He was in his 40s and lived in New York, and when he was sick nobody could be with him in the hospital. I wanted to be there but couldn’t. New York was a madhouse. For a while it seemed like he was getting better. His fever was going down. And then, well, it spiraled out of control.
It was so painful when Corey’s father passed. I think it’s hitting me even more now than when it first happened. Right now, I’m just trying to be there for one of my best friends. When this happens to someone you care about, it puts everything into a whole different kind of perspective. I might not be able to play basketball for a while, and when it’s all said and done, with my injury, it might be two years before I play another season. But Corey, he can’t see his father again.
Don’t get me wrong, I miss basketball like crazy. It’s not only what I do for a profession, it’s what I love, even the simple feeling of a ball in my hands. If I could, I’d go and practice free throws all by myself, but there’s nowhere to do that and I’m taking this really seriously, so I stay inside as much as possible. I get out for walks sometimes. The neighborhood where I live is usually super busy, but now it feels abandoned and eerie. I do drive to rehab my leg a couple of times a week. Got to keep it strong. The calf on my injured leg atrophied like crazy and is still about a half-inch smaller than my other one.
I live in a two-bedroom apartment in downtown Seattle. My mom is my roommate right now and I have Stew, my Aussiedoodle, who wakes me up early every morning, wanting to go for a walk. To be honest, this quarantine life is very similar to life of an overseas women’s basketball player in a place like Russia. You get stuck inside a lot. You text, watch a lot of Netflix. A lot of screen time. I’ve watched the video of the injury. I watched our 2018 W.N.B.A. semifinal series, Seattle against Phoenix, a bunch of times. I’ve played in a lot of great games, but Game 5 of that series was probably the best game I’ve ever played in.

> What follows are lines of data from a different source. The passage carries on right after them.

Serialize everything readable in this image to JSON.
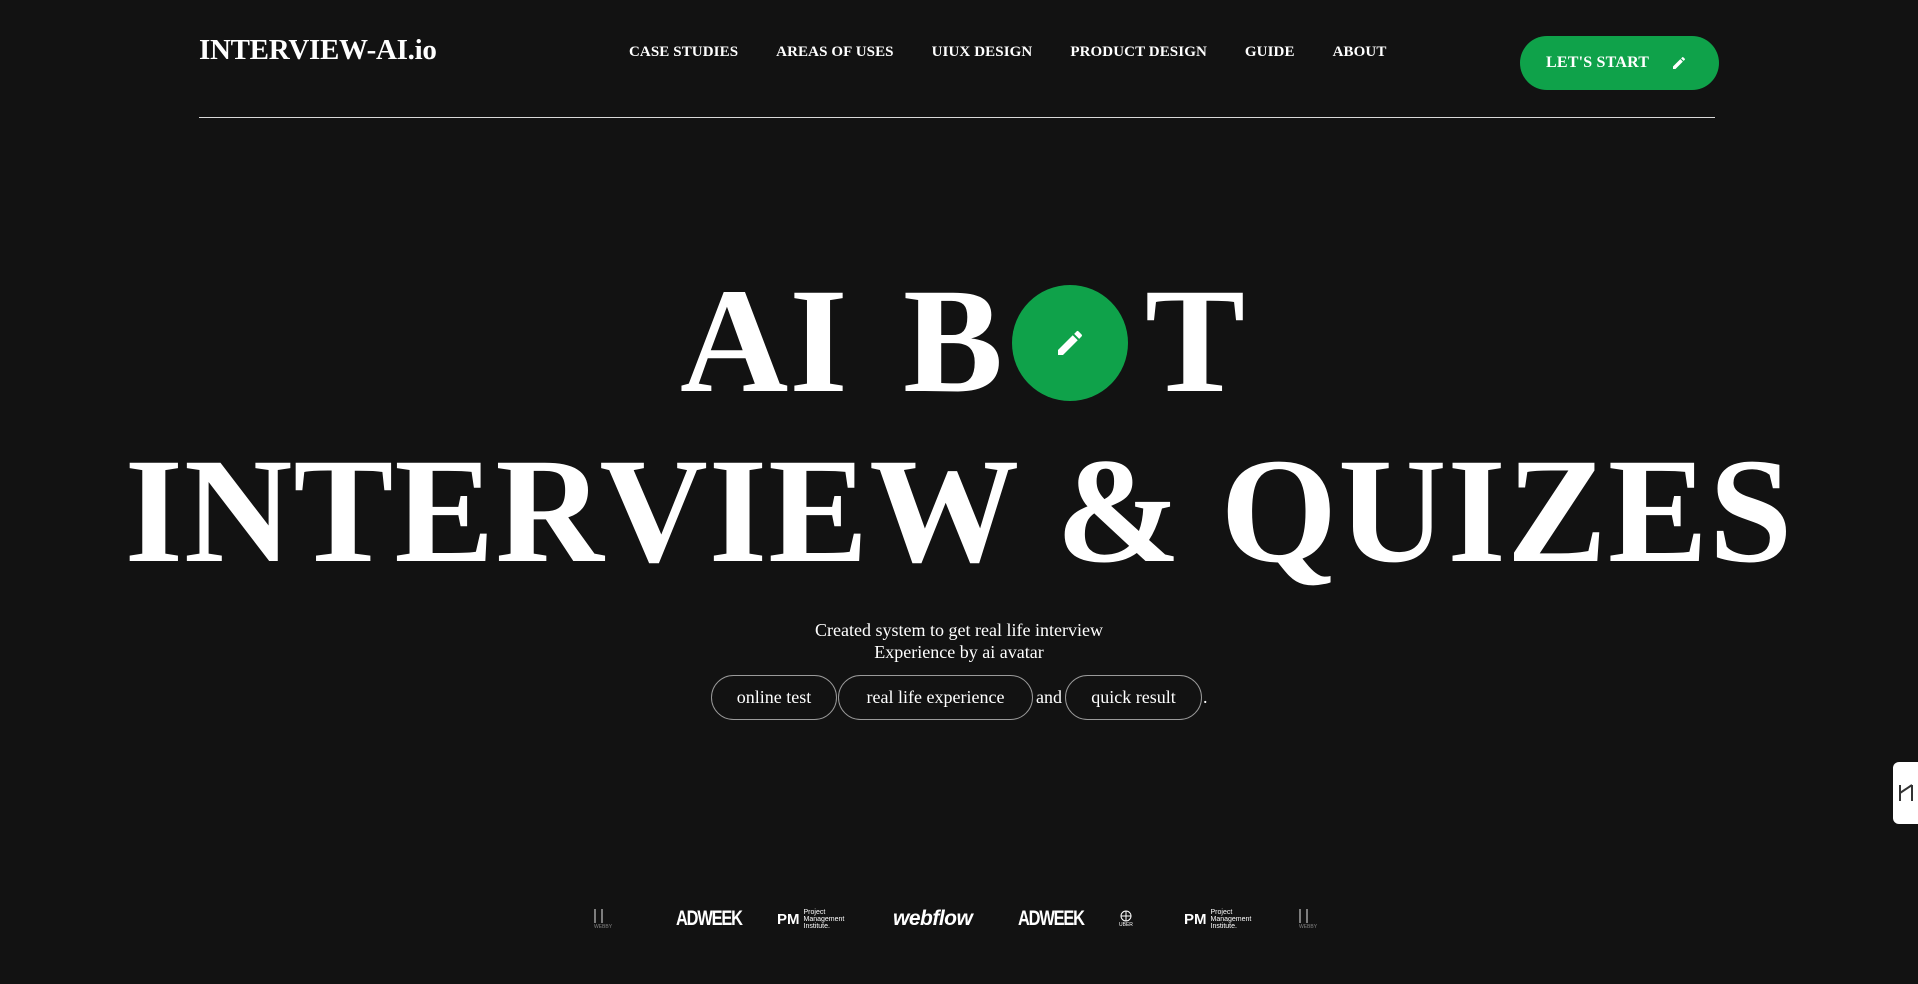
{
  "brand": "INTERVIEW-AI.io",
  "nav": [
    "CASE STUDIES",
    "AREAS OF USES",
    "UIUX DESIGN",
    "PRODUCT DESIGN",
    "GUIDE",
    "ABOUT"
  ],
  "cta": {
    "label": "LET'S START",
    "icon": "pencil-icon"
  },
  "hero": {
    "line1": [
      "AI",
      "B",
      "T"
    ],
    "circle_icon": "pencil-icon",
    "line2": "INTERVIEW & QUIZES"
  },
  "subtitle": [
    "Created system to get real life interview",
    "Experience by ai avatar"
  ],
  "pills": {
    "items": [
      "online test",
      "real life experience",
      "quick result"
    ],
    "connector": "and",
    "end": "."
  },
  "side_tab": {
    "icon": "bracket-icon"
  },
  "logos": {
    "items": [
      "WEBBY",
      "ADWEEK",
      "PM",
      "Project",
      "Management",
      "Institute.",
      "webflow",
      "ADWEEK",
      "UBER",
      "PM",
      "Project",
      "Management",
      "Institute.",
      "WEBBY"
    ]
  },
  "colors": {
    "accent": "#0fa24a",
    "background": "#121212",
    "text": "#ffffff"
  }
}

Some of the N.B.A. guys, they’re hooping at the gym in their houses. Me? I can’t hoop at all. I can’t exactly put up a hoop in my condo. I don’t think that’s going to go over that well. But I’ll find myself randomly grabbing a ball, spinning it, just to feel that feeling. Sometimes I’ll even end up dribbling in the condo because that’s all I have right now. The people below me, hopefully they don’t mind.